_HOW TO COMPLETE THIS TASK:_ Wherever the word "quyền" appears in a line below, that line counts; report the total number of such lines only.

_DATA EXCERPTS:_
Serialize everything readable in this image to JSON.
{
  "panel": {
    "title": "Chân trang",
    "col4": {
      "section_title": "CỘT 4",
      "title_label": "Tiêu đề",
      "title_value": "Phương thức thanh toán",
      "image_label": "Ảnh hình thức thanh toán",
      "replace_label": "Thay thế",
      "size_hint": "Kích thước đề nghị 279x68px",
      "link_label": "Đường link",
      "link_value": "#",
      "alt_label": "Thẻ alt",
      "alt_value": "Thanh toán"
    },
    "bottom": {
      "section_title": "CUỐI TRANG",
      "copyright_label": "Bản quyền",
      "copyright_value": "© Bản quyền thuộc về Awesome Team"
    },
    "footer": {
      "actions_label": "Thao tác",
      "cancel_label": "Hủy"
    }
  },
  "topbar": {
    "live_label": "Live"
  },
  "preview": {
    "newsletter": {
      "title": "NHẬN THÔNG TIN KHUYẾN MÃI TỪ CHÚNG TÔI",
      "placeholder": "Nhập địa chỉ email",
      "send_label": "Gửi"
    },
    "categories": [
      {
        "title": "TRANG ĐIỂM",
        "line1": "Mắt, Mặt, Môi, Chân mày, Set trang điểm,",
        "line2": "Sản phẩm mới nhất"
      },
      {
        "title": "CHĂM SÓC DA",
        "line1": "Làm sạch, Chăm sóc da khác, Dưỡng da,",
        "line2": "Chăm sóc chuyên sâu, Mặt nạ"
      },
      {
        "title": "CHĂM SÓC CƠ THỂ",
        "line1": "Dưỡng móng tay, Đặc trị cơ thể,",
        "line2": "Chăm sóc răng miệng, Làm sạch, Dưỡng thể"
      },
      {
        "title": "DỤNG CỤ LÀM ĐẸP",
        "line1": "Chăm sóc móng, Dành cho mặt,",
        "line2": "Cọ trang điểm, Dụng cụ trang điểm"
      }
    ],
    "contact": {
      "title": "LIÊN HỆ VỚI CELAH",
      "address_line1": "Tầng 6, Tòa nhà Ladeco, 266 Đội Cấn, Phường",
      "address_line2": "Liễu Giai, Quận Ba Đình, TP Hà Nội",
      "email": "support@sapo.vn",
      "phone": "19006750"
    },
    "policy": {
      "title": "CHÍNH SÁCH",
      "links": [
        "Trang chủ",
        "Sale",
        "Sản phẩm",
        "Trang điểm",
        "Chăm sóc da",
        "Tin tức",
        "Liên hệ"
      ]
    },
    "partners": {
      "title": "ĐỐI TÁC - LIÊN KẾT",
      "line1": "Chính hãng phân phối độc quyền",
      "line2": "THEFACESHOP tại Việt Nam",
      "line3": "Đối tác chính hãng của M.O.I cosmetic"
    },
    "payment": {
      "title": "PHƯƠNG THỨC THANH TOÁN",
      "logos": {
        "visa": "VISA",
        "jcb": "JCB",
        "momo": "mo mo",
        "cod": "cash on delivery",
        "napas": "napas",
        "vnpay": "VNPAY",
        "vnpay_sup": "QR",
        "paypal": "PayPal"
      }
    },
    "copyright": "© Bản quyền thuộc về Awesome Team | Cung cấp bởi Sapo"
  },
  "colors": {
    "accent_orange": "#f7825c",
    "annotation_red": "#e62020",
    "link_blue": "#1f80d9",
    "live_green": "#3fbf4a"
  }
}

_EXERCISE ANSWER:_ 4